SUPPLIED MATERIAL.

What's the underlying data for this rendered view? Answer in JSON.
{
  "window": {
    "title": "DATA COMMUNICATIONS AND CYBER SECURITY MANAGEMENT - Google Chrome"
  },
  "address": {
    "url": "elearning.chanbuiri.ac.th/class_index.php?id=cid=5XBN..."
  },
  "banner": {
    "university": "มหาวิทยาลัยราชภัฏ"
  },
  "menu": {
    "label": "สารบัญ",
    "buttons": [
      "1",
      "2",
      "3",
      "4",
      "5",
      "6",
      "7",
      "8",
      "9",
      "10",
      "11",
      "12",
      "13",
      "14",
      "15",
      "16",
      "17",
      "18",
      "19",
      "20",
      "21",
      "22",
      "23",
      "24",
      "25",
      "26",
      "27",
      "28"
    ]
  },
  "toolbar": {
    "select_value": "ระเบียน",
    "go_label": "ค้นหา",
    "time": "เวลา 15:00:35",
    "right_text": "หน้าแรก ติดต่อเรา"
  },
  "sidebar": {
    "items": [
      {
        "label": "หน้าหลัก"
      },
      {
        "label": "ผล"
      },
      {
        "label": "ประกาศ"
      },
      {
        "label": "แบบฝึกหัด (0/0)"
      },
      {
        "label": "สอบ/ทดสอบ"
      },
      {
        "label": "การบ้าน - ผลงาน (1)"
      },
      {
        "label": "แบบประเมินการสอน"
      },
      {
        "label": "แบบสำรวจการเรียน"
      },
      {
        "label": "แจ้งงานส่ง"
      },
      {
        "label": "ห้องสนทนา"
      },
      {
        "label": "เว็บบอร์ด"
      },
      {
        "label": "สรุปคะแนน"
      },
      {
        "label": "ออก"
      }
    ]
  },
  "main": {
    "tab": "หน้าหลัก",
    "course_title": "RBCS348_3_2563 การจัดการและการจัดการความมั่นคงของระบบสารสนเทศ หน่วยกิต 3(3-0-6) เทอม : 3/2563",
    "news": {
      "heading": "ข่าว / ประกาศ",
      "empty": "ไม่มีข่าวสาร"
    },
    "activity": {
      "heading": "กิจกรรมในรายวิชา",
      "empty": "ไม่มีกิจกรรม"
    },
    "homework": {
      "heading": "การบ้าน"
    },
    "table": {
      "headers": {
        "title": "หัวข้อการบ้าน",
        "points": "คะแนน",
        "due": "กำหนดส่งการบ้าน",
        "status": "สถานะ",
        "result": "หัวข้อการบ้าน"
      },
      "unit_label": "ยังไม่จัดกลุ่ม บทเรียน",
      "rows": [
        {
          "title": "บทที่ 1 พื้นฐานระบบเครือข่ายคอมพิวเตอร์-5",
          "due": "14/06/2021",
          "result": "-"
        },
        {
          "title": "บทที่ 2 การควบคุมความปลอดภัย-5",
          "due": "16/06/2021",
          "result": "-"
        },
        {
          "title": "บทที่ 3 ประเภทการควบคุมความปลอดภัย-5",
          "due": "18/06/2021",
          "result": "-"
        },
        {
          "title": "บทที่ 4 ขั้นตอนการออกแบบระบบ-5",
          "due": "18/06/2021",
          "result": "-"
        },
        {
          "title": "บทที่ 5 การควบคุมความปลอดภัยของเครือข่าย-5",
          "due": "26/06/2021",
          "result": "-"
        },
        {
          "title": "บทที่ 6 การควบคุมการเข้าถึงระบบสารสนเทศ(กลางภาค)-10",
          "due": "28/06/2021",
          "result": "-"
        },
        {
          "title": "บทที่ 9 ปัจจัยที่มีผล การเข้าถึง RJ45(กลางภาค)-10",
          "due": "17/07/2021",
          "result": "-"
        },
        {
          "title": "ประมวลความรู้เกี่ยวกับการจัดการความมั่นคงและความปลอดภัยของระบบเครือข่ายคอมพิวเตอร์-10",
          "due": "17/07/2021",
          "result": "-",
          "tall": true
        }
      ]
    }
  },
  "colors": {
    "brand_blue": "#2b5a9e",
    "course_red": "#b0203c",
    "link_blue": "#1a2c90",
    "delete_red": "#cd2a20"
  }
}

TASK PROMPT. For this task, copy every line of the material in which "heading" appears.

TASK OUTPUT.
      "heading": "ข่าว / ประกาศ",
      "heading": "กิจกรรมในรายวิชา",
      "heading": "การบ้าน"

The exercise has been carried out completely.